there. This might be something liking to your need. The heavy assorted, straight run will offer you a wide assortment of birds. Just something to think about.
Okay. Chicken breeds. Please go through the Murray McMurray site and do lots of reading. There is a lot of information that time just prohibits covering. If you know folks that have chickens, ask them what they have and if they like them. Please visit other hatchery websites and look around. I mentioned a Black Orpington. This particular breeder doesn't carry them. Check with your local hatcheries. They may not have a flashy website, but they might have great birds. Educate yourself about chickens. They're relatively easy to raise. Compared to other livestock the financial investment is substantially less. They will give you eggs and meat year round for years and years to come. Go back to the previous post and check out the 6, 12 and 18 rotation cycle.
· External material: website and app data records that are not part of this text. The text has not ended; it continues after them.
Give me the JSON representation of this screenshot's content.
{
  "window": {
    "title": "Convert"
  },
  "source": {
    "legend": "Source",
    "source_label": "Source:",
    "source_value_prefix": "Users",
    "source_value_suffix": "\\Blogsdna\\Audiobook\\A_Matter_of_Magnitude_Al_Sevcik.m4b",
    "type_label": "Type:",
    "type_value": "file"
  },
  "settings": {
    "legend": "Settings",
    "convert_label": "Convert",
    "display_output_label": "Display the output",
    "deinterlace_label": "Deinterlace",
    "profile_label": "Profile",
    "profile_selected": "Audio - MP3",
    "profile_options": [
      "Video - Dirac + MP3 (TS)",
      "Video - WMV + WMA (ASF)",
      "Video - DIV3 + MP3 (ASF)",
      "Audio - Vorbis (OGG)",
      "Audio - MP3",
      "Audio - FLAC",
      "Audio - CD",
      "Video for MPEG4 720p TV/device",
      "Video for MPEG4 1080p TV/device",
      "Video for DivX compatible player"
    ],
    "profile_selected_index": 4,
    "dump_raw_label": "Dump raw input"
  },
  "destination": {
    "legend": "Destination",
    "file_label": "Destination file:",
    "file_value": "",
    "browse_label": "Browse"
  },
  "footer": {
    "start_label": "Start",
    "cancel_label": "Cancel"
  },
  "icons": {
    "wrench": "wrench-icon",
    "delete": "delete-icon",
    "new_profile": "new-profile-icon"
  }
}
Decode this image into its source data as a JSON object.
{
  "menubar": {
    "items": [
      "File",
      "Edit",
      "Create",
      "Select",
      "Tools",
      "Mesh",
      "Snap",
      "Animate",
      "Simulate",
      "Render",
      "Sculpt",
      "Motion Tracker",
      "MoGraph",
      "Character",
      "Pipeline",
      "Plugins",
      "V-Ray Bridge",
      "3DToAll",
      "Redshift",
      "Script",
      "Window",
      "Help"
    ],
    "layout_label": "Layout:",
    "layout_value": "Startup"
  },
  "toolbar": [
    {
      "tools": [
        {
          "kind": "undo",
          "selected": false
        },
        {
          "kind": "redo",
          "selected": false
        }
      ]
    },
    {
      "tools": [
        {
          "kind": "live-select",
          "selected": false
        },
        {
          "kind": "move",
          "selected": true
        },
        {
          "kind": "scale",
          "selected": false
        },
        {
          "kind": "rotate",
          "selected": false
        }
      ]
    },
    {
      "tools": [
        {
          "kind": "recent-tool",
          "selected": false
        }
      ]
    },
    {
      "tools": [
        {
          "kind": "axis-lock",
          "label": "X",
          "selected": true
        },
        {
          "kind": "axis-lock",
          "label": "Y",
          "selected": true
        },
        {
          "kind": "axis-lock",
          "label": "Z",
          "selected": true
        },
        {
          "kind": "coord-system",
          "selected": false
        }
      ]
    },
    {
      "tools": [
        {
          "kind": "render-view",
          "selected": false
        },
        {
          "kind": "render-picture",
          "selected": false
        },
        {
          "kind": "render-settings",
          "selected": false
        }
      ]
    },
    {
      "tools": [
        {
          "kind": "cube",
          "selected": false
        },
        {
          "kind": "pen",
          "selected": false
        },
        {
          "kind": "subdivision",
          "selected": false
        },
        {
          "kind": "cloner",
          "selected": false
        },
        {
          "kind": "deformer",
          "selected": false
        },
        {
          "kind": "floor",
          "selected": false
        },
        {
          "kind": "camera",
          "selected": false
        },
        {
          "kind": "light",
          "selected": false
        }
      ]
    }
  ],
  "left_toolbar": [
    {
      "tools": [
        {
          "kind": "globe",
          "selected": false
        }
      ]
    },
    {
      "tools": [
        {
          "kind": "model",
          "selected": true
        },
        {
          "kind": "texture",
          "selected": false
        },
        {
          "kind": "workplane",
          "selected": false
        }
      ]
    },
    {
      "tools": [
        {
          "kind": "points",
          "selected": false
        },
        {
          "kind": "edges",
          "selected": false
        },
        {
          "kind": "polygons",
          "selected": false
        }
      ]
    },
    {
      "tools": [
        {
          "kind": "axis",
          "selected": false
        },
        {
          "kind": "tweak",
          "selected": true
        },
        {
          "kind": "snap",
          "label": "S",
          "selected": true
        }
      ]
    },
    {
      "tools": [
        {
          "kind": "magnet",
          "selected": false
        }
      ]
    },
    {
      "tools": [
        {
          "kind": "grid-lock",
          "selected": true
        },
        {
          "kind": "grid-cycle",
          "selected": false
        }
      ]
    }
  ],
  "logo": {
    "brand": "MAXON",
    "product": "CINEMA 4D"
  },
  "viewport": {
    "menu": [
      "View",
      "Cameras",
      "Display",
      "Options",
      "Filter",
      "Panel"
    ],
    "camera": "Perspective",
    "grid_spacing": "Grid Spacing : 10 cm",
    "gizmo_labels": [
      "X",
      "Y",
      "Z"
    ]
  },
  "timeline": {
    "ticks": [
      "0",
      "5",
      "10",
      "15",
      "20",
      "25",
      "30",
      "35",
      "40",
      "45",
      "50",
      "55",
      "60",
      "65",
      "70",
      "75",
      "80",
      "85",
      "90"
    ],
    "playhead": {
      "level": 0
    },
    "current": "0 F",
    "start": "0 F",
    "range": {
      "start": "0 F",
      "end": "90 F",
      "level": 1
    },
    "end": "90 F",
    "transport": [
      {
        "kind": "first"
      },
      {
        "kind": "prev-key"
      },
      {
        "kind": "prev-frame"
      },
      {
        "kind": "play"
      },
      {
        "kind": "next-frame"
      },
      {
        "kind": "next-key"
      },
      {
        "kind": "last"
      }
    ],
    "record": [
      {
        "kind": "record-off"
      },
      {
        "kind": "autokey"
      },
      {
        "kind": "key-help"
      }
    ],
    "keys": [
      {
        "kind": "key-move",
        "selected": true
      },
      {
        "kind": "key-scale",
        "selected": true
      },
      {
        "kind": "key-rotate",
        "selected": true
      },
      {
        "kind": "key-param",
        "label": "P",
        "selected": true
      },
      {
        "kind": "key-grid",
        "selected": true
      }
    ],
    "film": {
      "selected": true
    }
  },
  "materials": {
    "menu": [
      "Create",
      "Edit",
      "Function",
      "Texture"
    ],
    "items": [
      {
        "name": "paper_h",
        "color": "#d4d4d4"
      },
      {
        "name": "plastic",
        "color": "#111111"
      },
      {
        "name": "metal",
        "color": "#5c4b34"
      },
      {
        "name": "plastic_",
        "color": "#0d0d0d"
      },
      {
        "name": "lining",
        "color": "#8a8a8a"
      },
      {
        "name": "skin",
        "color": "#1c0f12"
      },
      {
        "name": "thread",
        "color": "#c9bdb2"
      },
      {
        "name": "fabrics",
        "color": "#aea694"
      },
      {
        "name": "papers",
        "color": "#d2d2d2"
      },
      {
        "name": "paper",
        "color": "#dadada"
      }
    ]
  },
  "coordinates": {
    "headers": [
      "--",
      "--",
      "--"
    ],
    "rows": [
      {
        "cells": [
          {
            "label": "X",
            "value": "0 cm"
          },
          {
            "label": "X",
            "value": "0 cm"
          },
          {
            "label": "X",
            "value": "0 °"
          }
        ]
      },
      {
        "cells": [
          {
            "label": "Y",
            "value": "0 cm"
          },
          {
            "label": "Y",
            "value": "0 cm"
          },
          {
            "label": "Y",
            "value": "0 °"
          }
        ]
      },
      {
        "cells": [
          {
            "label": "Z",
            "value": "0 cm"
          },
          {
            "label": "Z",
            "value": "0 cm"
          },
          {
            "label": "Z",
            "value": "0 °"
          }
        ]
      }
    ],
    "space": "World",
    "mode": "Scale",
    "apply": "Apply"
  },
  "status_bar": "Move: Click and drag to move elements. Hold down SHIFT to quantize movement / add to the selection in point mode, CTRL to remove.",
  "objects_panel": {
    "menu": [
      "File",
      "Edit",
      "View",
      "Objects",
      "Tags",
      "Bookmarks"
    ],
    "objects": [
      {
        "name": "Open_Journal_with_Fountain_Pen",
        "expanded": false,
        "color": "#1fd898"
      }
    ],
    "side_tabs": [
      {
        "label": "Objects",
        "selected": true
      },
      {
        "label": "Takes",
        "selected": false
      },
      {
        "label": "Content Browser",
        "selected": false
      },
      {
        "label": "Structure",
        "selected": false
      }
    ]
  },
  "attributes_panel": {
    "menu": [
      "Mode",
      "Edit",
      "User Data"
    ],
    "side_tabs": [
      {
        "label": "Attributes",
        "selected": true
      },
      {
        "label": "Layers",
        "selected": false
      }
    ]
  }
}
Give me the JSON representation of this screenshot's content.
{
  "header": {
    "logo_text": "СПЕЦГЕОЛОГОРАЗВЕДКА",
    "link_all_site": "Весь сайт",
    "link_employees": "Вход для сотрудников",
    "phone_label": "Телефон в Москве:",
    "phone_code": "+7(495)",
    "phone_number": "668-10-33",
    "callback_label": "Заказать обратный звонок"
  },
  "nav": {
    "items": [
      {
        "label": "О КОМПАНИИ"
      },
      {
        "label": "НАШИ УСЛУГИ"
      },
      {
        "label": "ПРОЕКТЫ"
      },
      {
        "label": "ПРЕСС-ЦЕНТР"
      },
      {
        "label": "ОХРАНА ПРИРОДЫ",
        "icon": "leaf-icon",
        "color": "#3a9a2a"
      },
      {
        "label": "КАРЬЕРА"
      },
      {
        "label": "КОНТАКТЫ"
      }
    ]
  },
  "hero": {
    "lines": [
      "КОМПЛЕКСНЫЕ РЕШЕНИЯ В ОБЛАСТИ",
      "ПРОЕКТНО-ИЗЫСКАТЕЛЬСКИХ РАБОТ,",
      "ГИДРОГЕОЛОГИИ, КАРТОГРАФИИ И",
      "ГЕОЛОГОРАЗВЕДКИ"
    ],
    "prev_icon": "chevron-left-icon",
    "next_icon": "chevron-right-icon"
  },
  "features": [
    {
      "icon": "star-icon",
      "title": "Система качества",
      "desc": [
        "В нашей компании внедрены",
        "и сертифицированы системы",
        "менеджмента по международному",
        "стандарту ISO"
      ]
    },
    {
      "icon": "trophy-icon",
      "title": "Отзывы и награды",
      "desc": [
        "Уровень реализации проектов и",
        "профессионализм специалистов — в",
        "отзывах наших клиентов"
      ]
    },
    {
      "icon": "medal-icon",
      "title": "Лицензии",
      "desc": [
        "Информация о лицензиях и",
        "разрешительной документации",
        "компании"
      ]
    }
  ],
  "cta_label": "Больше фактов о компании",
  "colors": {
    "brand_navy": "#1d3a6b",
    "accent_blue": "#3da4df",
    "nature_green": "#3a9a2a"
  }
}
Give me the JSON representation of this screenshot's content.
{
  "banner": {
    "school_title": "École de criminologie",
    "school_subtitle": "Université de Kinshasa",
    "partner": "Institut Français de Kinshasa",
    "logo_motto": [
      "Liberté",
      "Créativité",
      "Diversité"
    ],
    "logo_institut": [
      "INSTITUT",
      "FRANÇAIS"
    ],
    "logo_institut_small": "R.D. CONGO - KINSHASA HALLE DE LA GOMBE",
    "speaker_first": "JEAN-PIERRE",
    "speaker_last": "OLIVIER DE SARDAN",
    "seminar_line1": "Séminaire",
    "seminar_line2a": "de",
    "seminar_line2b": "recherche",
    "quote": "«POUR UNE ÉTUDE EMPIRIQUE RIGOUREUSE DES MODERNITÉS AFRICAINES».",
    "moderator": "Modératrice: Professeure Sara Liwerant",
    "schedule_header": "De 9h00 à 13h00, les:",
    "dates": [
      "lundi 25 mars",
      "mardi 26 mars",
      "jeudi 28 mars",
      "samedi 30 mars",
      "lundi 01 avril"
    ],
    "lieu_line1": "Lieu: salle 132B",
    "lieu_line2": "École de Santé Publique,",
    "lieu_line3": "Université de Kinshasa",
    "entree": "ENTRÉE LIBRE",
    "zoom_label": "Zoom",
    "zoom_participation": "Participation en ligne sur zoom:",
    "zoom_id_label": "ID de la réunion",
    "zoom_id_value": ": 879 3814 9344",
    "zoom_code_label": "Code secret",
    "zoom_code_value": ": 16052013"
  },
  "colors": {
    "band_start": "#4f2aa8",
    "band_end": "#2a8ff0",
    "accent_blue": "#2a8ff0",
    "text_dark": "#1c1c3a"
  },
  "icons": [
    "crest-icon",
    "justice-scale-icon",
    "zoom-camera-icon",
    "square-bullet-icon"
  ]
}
Hope this helps a little bit. Next time we'll talk about housing. And remember, this is just my opinion about the birds that I have raised over the years. I am by no means an authority on chickens. This is just the way I do it.
We'll talk more later. Frank
P.S. All the pictures and information in this post are from the Murray McMurray hatchery website. I have no affiliation with these fine folks. Just a happy customer.